In recent times, the Government of Ghana, under the leadership of Finance Minister Ken Ofori Atta and President Akuffo Addo, introduced the E-Levy to raise more revenue in addition to all the existing revenue sources available to the Nation.
The World Health Organization ranked Ghana in a recent report the 135th position out of 191 countries in the world. This is clear evidence that Ghana has a long way to go in terms of healthcare delivery and providing access to higher-quality facilities across the country.
Even though the Government seeks to establish an effective mechanism for disease surveillance, prevention, and control and promoting a healthy mode of living and good habits, little has been done to provide the necessary infrastructural support for the attainment of this mission.
Further, despite the introduction of the Free Senior High School Policy, the literacy level of Ghanaians is not encouraging as Ghana has been ranked among the worse countries in education across the globe.
The World Development Report states that the quality of education at our schools is deteriorating due to the lack of the necessary infrastructural input into the sector. With dilapidated classrooms that put the lives of students and teachers at risk, some do not even study when it begins to rain.
We have critical issues with our educational and healthcare delivery system. Yet the Nana Akufo-Addo led NPP government thinks the wisest investment to make now is to pump a whopping 350 dollars into building a Cathedral.
On the 16th of September 2021, the people of Baaya and its surrounding communities in the Pru West District in the Bono East Region received a Community-Based Health Planning and Services (CHPS) compound by the Japanese government through its Grant Assistance for Grassroots Human Security Projects (GGHSP).
The Project which consists of the Out-Patient Department (OPD), consulting room, delivery room, storeroom, Sluice room, and a semidetached residential facility cost the donor about $70,000 (GH¢ 426,565.29). Using this cost as a standard, no one needs to be an achturial scientist to know that the cathedral’s $350 million can build about 6,523 CHPS compounds all over the country.
Again, on the 24th of November 2021, Cal Bank PLC, according to media reports, commissioned a 3-unit classroom block for the Hodze-ve Junior High School in the Volta Region. The project which cost the prestigious financial institution about GH¢ 70,000 comes with a fully furnished computer laboratory and is set to benefit the Hodze -Ve Junior High School and its surrounding communities. Here too, the Cathedrals $350 million, can model and construct about 39,750 of these 3-unit classroom blocks for the benefit of Ghanaians.
As a young Ghanaian, I am of the opinion that the Government’s investment in our future as a people is paramount to the development of the country. The National Cathedral cannot be a priority as we have an economy that is struggling to revive from the effects of Covid 19 and the Russia-Ukraine war.

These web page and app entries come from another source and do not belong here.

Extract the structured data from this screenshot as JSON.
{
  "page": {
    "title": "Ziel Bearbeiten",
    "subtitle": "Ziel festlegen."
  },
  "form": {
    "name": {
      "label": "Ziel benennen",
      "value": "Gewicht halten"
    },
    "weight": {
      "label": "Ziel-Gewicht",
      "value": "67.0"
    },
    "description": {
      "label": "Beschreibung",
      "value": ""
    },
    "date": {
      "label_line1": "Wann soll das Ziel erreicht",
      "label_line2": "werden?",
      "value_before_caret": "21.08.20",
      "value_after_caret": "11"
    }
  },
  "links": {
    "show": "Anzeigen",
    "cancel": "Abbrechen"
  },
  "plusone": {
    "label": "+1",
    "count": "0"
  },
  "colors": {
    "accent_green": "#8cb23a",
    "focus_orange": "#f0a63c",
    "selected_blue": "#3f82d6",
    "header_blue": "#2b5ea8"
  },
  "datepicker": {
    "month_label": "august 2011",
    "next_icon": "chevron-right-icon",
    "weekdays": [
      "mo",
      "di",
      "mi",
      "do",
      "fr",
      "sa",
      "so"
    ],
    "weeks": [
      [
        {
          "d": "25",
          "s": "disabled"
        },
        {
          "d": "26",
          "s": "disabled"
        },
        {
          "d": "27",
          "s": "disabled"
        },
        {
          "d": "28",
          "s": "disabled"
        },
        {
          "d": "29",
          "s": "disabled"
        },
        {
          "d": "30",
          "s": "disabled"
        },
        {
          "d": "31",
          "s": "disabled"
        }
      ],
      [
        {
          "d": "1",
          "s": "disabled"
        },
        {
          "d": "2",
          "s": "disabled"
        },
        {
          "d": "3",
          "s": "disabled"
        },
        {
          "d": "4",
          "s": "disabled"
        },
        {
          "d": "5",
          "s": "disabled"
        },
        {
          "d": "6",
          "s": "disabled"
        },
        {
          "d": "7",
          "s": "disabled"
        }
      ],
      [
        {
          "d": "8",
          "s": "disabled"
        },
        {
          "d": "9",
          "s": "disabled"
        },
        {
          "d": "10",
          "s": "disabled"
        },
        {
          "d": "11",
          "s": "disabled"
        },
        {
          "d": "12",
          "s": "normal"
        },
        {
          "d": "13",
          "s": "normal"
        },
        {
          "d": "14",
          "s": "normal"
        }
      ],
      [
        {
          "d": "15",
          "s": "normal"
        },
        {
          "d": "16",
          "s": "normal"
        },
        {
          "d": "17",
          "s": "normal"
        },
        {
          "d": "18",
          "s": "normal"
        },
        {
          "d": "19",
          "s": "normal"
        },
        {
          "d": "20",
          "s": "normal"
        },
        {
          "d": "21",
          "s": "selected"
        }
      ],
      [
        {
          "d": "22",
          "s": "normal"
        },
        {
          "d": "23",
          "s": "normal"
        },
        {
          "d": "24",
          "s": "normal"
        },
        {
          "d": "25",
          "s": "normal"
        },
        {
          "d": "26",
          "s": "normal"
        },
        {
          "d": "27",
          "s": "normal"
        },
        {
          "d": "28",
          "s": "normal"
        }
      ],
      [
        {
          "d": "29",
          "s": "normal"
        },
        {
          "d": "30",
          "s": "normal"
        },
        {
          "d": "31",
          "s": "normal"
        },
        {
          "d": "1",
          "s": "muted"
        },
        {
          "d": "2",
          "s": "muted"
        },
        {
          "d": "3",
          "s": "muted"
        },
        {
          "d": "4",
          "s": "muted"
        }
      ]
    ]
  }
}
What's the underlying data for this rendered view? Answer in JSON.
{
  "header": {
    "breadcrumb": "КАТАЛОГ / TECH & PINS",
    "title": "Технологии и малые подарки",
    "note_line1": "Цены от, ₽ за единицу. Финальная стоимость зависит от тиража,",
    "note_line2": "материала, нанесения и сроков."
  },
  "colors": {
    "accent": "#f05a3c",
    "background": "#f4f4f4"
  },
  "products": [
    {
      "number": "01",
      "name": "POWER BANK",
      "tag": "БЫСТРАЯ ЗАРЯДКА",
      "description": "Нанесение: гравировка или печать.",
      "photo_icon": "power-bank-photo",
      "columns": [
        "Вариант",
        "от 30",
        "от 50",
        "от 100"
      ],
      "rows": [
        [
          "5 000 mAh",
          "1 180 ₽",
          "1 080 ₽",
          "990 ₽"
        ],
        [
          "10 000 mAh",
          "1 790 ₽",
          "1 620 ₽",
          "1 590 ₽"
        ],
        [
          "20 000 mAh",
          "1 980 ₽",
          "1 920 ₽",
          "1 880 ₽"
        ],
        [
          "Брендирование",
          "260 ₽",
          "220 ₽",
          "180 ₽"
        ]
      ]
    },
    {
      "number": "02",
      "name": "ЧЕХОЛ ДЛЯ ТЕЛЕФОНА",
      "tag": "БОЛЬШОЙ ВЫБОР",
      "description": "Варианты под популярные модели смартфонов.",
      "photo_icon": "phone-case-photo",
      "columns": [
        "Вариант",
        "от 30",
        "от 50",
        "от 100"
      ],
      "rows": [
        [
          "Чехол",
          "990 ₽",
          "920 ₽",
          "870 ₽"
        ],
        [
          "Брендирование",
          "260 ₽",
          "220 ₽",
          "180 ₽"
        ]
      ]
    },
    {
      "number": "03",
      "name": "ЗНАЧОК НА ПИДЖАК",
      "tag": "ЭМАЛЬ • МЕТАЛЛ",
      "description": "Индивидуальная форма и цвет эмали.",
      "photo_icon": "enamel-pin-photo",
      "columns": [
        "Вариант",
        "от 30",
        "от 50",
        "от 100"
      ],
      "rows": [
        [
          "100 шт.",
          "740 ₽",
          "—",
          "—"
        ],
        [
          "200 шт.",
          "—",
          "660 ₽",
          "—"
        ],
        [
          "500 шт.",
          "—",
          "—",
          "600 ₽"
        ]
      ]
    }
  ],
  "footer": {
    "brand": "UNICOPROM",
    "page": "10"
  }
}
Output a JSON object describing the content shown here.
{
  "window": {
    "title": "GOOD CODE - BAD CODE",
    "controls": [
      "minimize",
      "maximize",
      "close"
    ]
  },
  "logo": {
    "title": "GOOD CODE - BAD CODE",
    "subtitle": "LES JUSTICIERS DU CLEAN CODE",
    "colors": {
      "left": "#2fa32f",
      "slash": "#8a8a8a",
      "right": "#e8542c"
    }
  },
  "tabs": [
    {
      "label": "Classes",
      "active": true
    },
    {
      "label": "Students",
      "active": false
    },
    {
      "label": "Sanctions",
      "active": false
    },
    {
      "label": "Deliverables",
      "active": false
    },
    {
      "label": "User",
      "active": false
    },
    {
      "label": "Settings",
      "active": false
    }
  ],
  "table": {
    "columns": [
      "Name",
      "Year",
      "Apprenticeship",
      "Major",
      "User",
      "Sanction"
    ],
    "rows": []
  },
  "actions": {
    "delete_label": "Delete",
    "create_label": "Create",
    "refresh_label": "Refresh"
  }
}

We can do better. We should do better. We could be doing better if our government and leadership would make the hard decisions not thinking of cheap political gains but being concerned with the plight of the everyday Ghanaian and being committed to developing this country.